» Task goal
Return all entries precisely as they stand, without the images.

» Entries shown
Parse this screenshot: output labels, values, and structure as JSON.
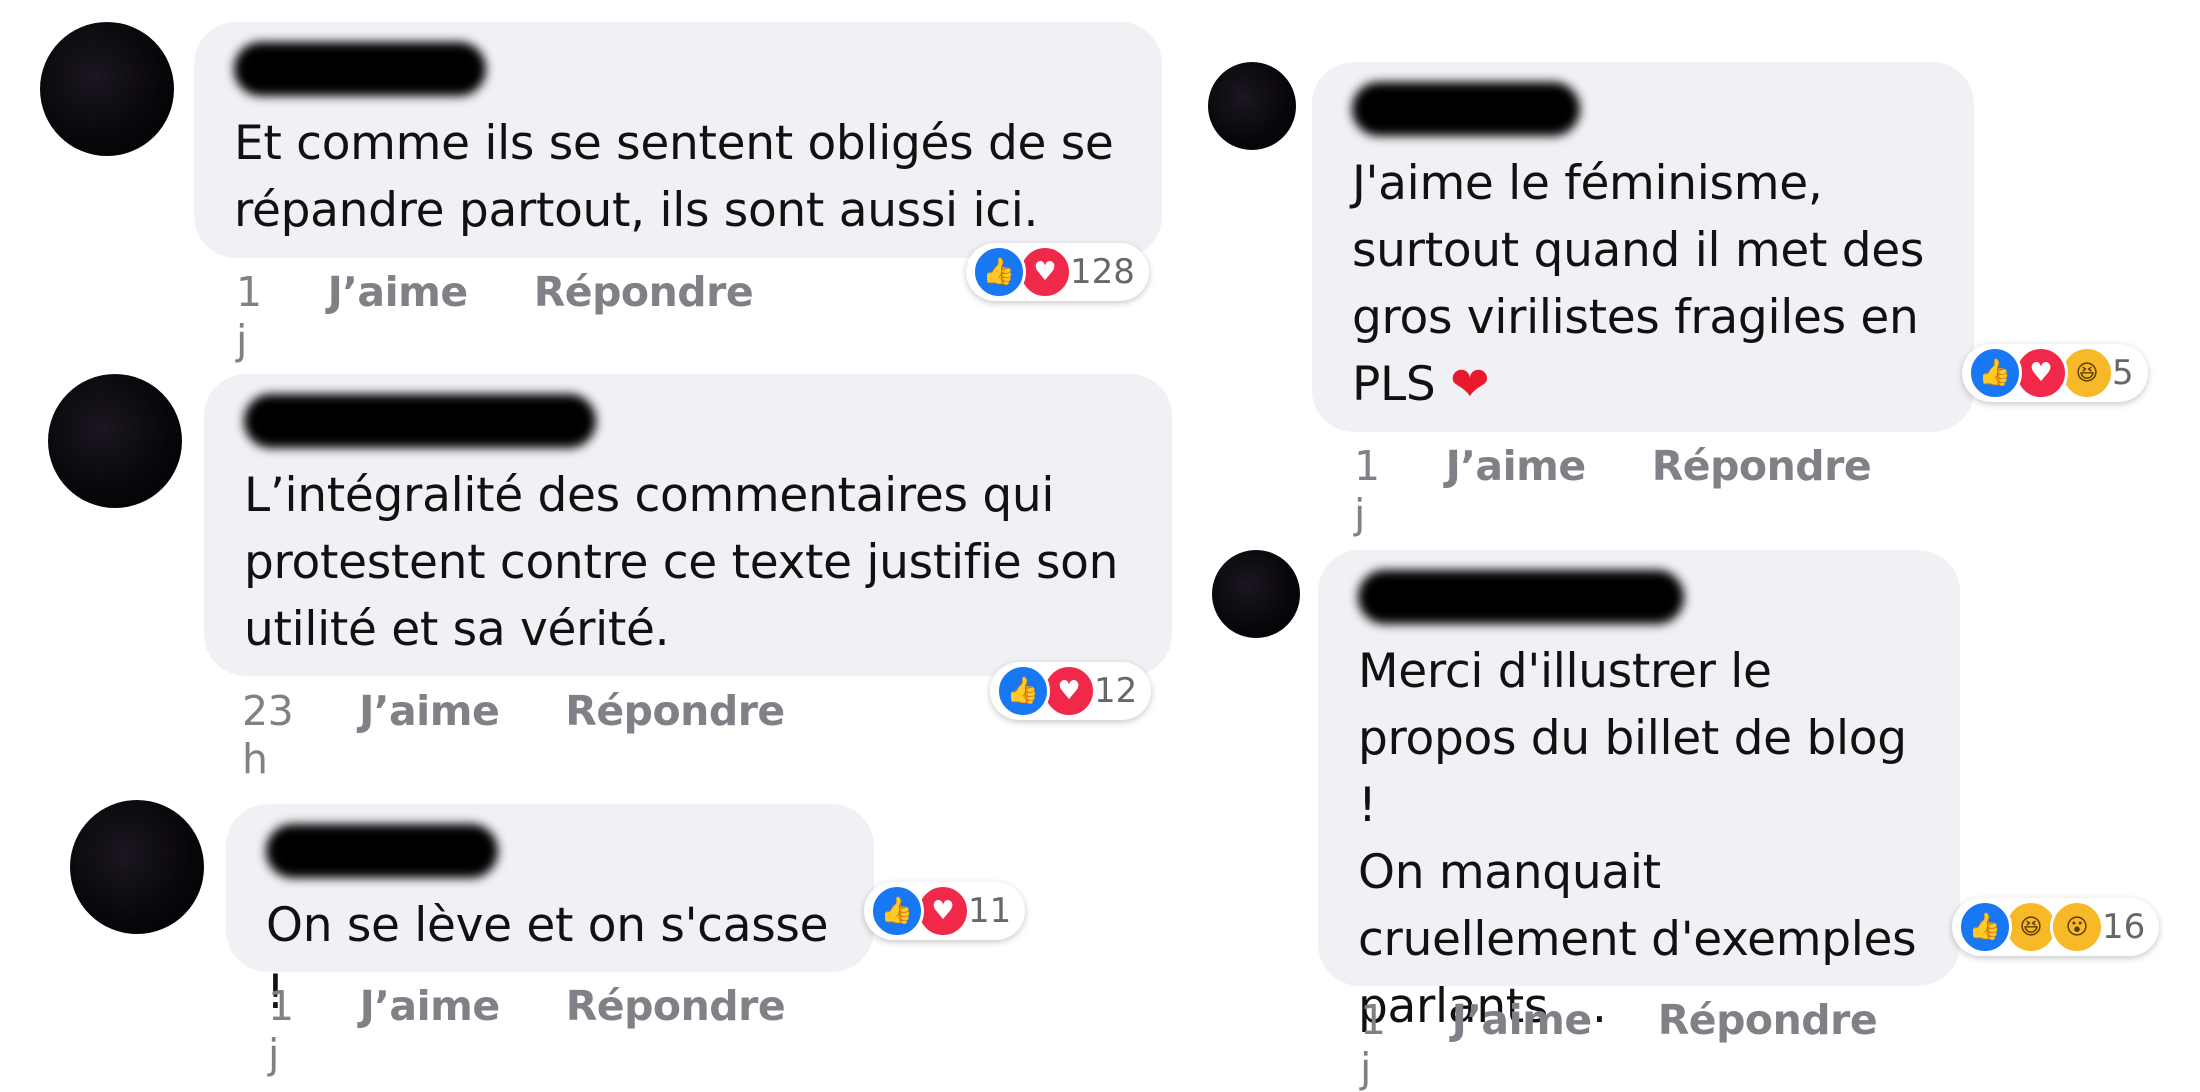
{
  "comments": [
    {
      "text": "Et comme ils se sentent obligés de se\nrépandre partout, ils sont aussi ici.",
      "time": "1 j",
      "like": "J’aime",
      "reply": "Répondre",
      "reaction_count": "128"
    },
    {
      "text": "L’intégralité des commentaires qui\nprotestent contre ce texte justifie son\nutilité et sa vérité.",
      "time": "23 h",
      "like": "J’aime",
      "reply": "Répondre",
      "reaction_count": "12"
    },
    {
      "text": "On se lève et on s'casse !",
      "time": "1 j",
      "like": "J’aime",
      "reply": "Répondre",
      "reaction_count": "11"
    },
    {
      "text": "J'aime le féminisme,\nsurtout quand il met des\ngros virilistes fragiles en\nPLS",
      "emoji": "❤",
      "time": "1 j",
      "like": "J’aime",
      "reply": "Répondre",
      "reaction_count": "5"
    },
    {
      "text": "Merci d'illustrer le\npropos du billet de blog !\nOn manquait\ncruellement d'exemples\nparlants ...",
      "time": "1 j",
      "like": "J’aime",
      "reply": "Répondre",
      "reaction_count": "16"
    }
  ],
  "icons": {
    "like": "👍",
    "love": "♥",
    "haha": "😆",
    "wow": "😮"
  },
  "colors": {
    "bubble": "#f0f1f5",
    "like": "#1877f2",
    "love": "#f0284a",
    "haha": "#f7b928",
    "meta": "#7f8187"
  }
}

» Answer section
Parse this screenshot: output labels, values, and structure as JSON.
{
  "comments": [
    {
      "text": "Et comme ils se sentent obligés de se\nrépandre partout, ils sont aussi ici.",
      "time": "1 j",
      "like": "J’aime",
      "reply": "Répondre",
      "reaction_count": "128"
    },
    {
      "text": "L’intégralité des commentaires qui\nprotestent contre ce texte justifie son\nutilité et sa vérité.",
      "time": "23 h",
      "like": "J’aime",
      "reply": "Répondre",
      "reaction_count": "12"
    },
    {
      "text": "On se lève et on s'casse !",
      "time": "1 j",
      "like": "J’aime",
      "reply": "Répondre",
      "reaction_count": "11"
    },
    {
      "text": "J'aime le féminisme,\nsurtout quand il met des\ngros virilistes fragiles en\nPLS",
      "emoji": "❤",
      "time": "1 j",
      "like": "J’aime",
      "reply": "Répondre",
      "reaction_count": "5"
    },
    {
      "text": "Merci d'illustrer le\npropos du billet de blog !\nOn manquait\ncruellement d'exemples\nparlants ...",
      "time": "1 j",
      "like": "J’aime",
      "reply": "Répondre",
      "reaction_count": "16"
    }
  ],
  "icons": {
    "like": "👍",
    "love": "♥",
    "haha": "😆",
    "wow": "😮"
  },
  "colors": {
    "bubble": "#f0f1f5",
    "like": "#1877f2",
    "love": "#f0284a",
    "haha": "#f7b928",
    "meta": "#7f8187"
  }
}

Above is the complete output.